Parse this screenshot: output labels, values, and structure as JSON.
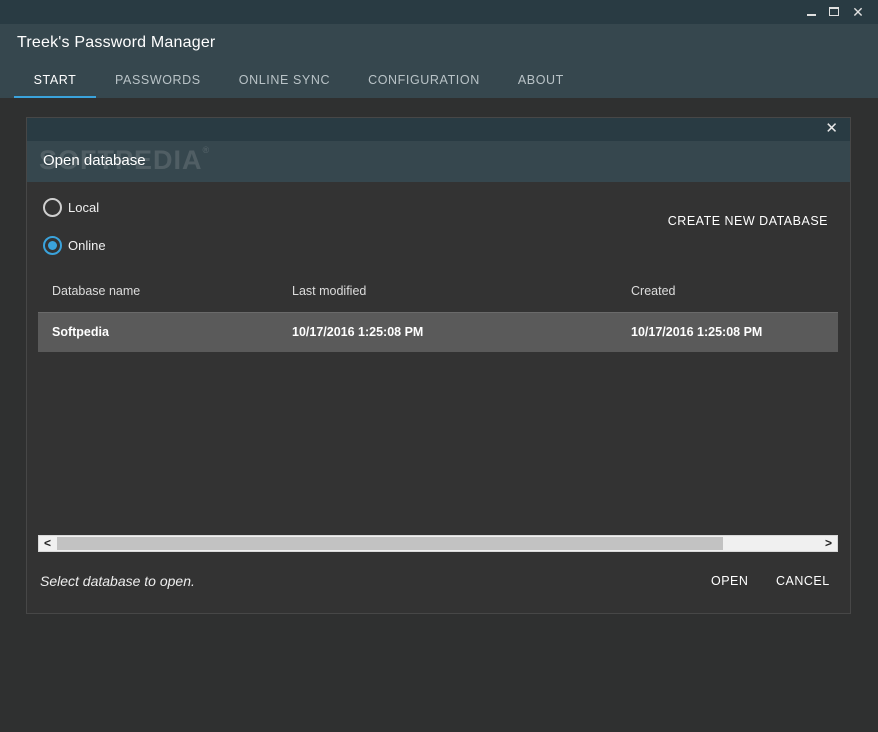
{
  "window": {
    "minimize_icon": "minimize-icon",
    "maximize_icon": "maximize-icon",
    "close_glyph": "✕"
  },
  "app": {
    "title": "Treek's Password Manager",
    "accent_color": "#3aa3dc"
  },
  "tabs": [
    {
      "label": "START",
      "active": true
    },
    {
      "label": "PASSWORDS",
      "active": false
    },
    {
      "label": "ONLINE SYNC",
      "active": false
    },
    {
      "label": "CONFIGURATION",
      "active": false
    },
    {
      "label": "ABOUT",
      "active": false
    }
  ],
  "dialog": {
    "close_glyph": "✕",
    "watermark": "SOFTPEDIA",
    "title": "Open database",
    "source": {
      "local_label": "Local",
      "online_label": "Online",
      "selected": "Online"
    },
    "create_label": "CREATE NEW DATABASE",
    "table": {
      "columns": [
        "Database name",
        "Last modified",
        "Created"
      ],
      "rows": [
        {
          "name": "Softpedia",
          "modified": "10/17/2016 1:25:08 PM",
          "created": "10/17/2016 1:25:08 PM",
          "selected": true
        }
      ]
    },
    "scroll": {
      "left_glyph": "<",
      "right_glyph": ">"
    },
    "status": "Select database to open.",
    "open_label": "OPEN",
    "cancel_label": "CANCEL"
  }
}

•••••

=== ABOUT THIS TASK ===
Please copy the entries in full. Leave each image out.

=== SOLUTION TO THIS EXERCISE ===
Parse this screenshot: output labels, values, and structure as JSON.
{
  "window": {
    "minimize_icon": "minimize-icon",
    "maximize_icon": "maximize-icon",
    "close_glyph": "✕"
  },
  "app": {
    "title": "Treek's Password Manager",
    "accent_color": "#3aa3dc"
  },
  "tabs": [
    {
      "label": "START",
      "active": true
    },
    {
      "label": "PASSWORDS",
      "active": false
    },
    {
      "label": "ONLINE SYNC",
      "active": false
    },
    {
      "label": "CONFIGURATION",
      "active": false
    },
    {
      "label": "ABOUT",
      "active": false
    }
  ],
  "dialog": {
    "close_glyph": "✕",
    "watermark": "SOFTPEDIA",
    "title": "Open database",
    "source": {
      "local_label": "Local",
      "online_label": "Online",
      "selected": "Online"
    },
    "create_label": "CREATE NEW DATABASE",
    "table": {
      "columns": [
        "Database name",
        "Last modified",
        "Created"
      ],
      "rows": [
        {
          "name": "Softpedia",
          "modified": "10/17/2016 1:25:08 PM",
          "created": "10/17/2016 1:25:08 PM",
          "selected": true
        }
      ]
    },
    "scroll": {
      "left_glyph": "<",
      "right_glyph": ">"
    },
    "status": "Select database to open.",
    "open_label": "OPEN",
    "cancel_label": "CANCEL"
  }
}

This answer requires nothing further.